• Input material:
==============================

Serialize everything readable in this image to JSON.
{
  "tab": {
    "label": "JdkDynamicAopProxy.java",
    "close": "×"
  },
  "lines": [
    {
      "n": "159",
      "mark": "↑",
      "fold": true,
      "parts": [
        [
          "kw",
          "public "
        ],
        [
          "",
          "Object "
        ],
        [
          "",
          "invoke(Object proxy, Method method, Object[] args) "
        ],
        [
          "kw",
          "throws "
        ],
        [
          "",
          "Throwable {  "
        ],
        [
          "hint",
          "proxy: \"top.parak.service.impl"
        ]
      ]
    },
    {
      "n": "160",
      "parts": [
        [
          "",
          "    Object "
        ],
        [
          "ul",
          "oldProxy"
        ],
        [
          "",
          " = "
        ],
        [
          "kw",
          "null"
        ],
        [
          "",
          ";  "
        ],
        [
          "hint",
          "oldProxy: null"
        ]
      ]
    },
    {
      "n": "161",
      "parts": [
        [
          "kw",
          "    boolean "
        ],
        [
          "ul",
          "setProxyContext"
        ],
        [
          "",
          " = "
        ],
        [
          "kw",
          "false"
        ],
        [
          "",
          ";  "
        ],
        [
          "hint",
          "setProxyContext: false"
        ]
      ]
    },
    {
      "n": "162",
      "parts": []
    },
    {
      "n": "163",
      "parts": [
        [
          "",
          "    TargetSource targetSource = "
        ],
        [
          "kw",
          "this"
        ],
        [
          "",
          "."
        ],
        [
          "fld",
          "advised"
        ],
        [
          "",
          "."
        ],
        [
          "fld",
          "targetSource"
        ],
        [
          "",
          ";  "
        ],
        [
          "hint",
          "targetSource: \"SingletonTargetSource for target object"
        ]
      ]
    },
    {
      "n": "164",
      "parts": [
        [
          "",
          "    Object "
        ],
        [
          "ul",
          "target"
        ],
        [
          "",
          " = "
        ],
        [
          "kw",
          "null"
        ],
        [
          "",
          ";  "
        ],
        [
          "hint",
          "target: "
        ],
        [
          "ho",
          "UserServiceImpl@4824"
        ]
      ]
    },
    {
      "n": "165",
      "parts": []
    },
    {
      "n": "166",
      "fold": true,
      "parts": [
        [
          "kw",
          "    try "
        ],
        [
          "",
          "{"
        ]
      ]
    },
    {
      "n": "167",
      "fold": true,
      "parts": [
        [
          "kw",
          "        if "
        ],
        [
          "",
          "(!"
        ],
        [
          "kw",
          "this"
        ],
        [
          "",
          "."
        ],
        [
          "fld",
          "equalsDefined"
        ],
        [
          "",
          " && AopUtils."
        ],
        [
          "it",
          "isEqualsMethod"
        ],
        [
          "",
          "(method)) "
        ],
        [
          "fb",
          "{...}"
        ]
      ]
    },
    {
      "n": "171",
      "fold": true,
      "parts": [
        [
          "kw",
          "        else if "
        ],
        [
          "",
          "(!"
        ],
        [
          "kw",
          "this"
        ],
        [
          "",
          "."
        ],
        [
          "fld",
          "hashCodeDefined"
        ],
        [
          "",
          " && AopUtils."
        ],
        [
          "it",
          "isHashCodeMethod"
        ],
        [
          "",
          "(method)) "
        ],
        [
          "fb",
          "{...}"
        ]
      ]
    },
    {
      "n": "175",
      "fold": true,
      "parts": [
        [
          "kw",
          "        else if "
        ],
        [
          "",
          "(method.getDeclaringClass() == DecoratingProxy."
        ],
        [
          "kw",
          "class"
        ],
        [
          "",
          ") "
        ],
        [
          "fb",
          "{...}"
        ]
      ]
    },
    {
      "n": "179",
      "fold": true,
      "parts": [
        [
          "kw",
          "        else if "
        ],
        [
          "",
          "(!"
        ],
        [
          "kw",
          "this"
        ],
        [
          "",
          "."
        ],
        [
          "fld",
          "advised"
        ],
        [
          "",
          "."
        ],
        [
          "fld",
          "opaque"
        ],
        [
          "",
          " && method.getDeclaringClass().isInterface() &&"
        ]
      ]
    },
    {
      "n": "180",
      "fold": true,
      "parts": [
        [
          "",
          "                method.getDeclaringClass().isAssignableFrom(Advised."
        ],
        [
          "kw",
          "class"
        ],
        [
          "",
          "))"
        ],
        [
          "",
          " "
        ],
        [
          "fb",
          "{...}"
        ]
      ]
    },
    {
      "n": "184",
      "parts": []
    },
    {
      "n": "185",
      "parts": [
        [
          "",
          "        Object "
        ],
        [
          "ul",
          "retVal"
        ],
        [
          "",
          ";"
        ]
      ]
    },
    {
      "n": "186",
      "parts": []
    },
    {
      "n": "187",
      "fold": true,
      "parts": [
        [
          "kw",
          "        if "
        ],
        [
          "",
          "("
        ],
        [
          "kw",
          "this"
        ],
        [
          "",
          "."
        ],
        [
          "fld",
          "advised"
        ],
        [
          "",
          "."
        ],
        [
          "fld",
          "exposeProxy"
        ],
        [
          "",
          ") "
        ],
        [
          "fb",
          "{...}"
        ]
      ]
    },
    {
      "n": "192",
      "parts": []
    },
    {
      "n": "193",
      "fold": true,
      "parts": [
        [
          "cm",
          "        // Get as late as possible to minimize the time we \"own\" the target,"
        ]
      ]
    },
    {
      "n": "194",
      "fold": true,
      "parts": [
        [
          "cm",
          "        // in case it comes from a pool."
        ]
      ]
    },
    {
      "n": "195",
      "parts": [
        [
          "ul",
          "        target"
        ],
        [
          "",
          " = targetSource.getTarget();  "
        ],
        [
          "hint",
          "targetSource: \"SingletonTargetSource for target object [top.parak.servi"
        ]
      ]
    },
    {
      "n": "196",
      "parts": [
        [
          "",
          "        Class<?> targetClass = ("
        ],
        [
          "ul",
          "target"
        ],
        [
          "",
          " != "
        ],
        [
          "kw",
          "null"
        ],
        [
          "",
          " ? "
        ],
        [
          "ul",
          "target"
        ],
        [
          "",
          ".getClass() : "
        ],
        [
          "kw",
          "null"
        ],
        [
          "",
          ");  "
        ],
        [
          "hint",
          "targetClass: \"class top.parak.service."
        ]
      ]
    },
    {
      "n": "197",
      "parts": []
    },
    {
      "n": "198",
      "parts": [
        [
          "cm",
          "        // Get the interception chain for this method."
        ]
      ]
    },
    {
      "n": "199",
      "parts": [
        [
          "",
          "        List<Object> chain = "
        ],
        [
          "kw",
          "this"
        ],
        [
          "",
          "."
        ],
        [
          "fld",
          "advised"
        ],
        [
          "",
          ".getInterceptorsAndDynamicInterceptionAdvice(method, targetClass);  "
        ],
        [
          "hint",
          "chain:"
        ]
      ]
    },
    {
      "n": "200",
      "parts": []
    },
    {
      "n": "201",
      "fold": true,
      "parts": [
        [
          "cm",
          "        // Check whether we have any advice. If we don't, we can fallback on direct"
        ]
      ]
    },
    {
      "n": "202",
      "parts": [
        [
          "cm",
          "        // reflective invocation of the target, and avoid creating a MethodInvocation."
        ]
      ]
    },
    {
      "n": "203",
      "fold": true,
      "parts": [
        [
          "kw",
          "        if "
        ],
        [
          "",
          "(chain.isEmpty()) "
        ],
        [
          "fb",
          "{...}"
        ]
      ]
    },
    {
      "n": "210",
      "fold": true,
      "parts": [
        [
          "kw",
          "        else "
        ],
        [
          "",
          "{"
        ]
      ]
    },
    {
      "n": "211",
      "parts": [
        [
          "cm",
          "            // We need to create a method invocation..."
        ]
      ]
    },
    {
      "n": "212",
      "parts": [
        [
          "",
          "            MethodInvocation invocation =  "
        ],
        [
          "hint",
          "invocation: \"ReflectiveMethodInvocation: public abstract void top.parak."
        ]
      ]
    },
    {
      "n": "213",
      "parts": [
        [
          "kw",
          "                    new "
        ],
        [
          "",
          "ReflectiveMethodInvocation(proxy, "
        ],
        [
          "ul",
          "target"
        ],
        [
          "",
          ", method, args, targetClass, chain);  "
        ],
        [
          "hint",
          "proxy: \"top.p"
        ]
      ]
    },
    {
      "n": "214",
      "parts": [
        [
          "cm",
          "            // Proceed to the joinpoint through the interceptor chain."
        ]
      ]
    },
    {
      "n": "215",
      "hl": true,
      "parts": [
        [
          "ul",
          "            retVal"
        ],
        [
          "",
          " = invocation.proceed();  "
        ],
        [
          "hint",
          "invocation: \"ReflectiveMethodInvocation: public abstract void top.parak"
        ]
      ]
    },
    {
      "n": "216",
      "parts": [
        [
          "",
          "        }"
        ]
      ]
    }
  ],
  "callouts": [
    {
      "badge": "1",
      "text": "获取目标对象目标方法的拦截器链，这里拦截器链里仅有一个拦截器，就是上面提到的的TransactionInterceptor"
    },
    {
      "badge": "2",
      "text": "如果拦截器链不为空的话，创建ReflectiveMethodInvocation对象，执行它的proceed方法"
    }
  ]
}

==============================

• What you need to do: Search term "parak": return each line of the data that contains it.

• Answer to this exercise:
          "proxy: \"top.parak.service.impl"
          "targetSource: \"SingletonTargetSource for target object [top.parak.servi"
          "targetClass: \"class top.parak.service."
          "invocation: \"ReflectiveMethodInvocation: public abstract void top.parak."
          "invocation: \"ReflectiveMethodInvocation: public abstract void top.parak"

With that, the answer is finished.